(App and web page records)
————
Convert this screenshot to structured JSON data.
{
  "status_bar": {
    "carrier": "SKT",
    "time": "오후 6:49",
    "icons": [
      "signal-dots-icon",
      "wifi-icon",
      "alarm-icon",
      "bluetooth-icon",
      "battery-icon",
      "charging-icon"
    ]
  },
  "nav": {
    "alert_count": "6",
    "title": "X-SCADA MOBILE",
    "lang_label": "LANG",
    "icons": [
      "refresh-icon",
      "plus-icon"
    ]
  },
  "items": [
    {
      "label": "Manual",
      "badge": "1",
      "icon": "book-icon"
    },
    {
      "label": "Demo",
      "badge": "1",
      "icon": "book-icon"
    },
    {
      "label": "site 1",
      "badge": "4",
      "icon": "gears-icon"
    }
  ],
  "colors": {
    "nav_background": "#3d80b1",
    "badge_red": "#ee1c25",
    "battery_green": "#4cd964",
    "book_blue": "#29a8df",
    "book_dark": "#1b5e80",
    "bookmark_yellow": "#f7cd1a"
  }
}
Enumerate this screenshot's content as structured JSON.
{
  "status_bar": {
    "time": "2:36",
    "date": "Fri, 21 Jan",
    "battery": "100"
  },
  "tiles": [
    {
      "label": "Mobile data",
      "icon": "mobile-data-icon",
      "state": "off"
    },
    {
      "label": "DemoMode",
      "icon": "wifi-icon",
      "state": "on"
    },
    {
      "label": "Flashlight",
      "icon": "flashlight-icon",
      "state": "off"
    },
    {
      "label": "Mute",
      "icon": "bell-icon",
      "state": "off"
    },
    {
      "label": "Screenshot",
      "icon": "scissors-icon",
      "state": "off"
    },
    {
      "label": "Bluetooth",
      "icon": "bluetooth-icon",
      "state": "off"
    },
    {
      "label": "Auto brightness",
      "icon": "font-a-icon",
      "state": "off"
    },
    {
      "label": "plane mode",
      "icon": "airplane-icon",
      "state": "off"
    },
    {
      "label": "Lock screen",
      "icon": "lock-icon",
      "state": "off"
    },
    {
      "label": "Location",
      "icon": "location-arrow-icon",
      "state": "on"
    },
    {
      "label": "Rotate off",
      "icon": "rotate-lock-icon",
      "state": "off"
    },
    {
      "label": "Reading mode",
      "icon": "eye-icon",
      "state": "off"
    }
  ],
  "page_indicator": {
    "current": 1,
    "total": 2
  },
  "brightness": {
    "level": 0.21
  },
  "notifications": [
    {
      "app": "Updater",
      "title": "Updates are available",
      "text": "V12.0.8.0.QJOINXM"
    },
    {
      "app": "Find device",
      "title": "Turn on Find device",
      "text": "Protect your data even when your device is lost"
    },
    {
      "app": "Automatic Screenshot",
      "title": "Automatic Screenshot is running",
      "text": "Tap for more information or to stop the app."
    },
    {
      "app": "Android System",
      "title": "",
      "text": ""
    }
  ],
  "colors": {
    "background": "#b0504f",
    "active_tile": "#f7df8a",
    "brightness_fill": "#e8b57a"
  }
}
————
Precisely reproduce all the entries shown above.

## [Answer box]
Convert this screenshot to structured JSON data.
{
  "status_bar": {
    "carrier": "SKT",
    "time": "오후 6:49",
    "icons": [
      "signal-dots-icon",
      "wifi-icon",
      "alarm-icon",
      "bluetooth-icon",
      "battery-icon",
      "charging-icon"
    ]
  },
  "nav": {
    "alert_count": "6",
    "title": "X-SCADA MOBILE",
    "lang_label": "LANG",
    "icons": [
      "refresh-icon",
      "plus-icon"
    ]
  },
  "items": [
    {
      "label": "Manual",
      "badge": "1",
      "icon": "book-icon"
    },
    {
      "label": "Demo",
      "badge": "1",
      "icon": "book-icon"
    },
    {
      "label": "site 1",
      "badge": "4",
      "icon": "gears-icon"
    }
  ],
  "colors": {
    "nav_background": "#3d80b1",
    "badge_red": "#ee1c25",
    "battery_green": "#4cd964",
    "book_blue": "#29a8df",
    "book_dark": "#1b5e80",
    "bookmark_yellow": "#f7cd1a"
  }
}
Enumerate this screenshot's content as structured JSON.
{
  "status_bar": {
    "time": "2:36",
    "date": "Fri, 21 Jan",
    "battery": "100"
  },
  "tiles": [
    {
      "label": "Mobile data",
      "icon": "mobile-data-icon",
      "state": "off"
    },
    {
      "label": "DemoMode",
      "icon": "wifi-icon",
      "state": "on"
    },
    {
      "label": "Flashlight",
      "icon": "flashlight-icon",
      "state": "off"
    },
    {
      "label": "Mute",
      "icon": "bell-icon",
      "state": "off"
    },
    {
      "label": "Screenshot",
      "icon": "scissors-icon",
      "state": "off"
    },
    {
      "label": "Bluetooth",
      "icon": "bluetooth-icon",
      "state": "off"
    },
    {
      "label": "Auto brightness",
      "icon": "font-a-icon",
      "state": "off"
    },
    {
      "label": "plane mode",
      "icon": "airplane-icon",
      "state": "off"
    },
    {
      "label": "Lock screen",
      "icon": "lock-icon",
      "state": "off"
    },
    {
      "label": "Location",
      "icon": "location-arrow-icon",
      "state": "on"
    },
    {
      "label": "Rotate off",
      "icon": "rotate-lock-icon",
      "state": "off"
    },
    {
      "label": "Reading mode",
      "icon": "eye-icon",
      "state": "off"
    }
  ],
  "page_indicator": {
    "current": 1,
    "total": 2
  },
  "brightness": {
    "level": 0.21
  },
  "notifications": [
    {
      "app": "Updater",
      "title": "Updates are available",
      "text": "V12.0.8.0.QJOINXM"
    },
    {
      "app": "Find device",
      "title": "Turn on Find device",
      "text": "Protect your data even when your device is lost"
    },
    {
      "app": "Automatic Screenshot",
      "title": "Automatic Screenshot is running",
      "text": "Tap for more information or to stop the app."
    },
    {
      "app": "Android System",
      "title": "",
      "text": ""
    }
  ],
  "colors": {
    "background": "#b0504f",
    "active_tile": "#f7df8a",
    "brightness_fill": "#e8b57a"
  }
}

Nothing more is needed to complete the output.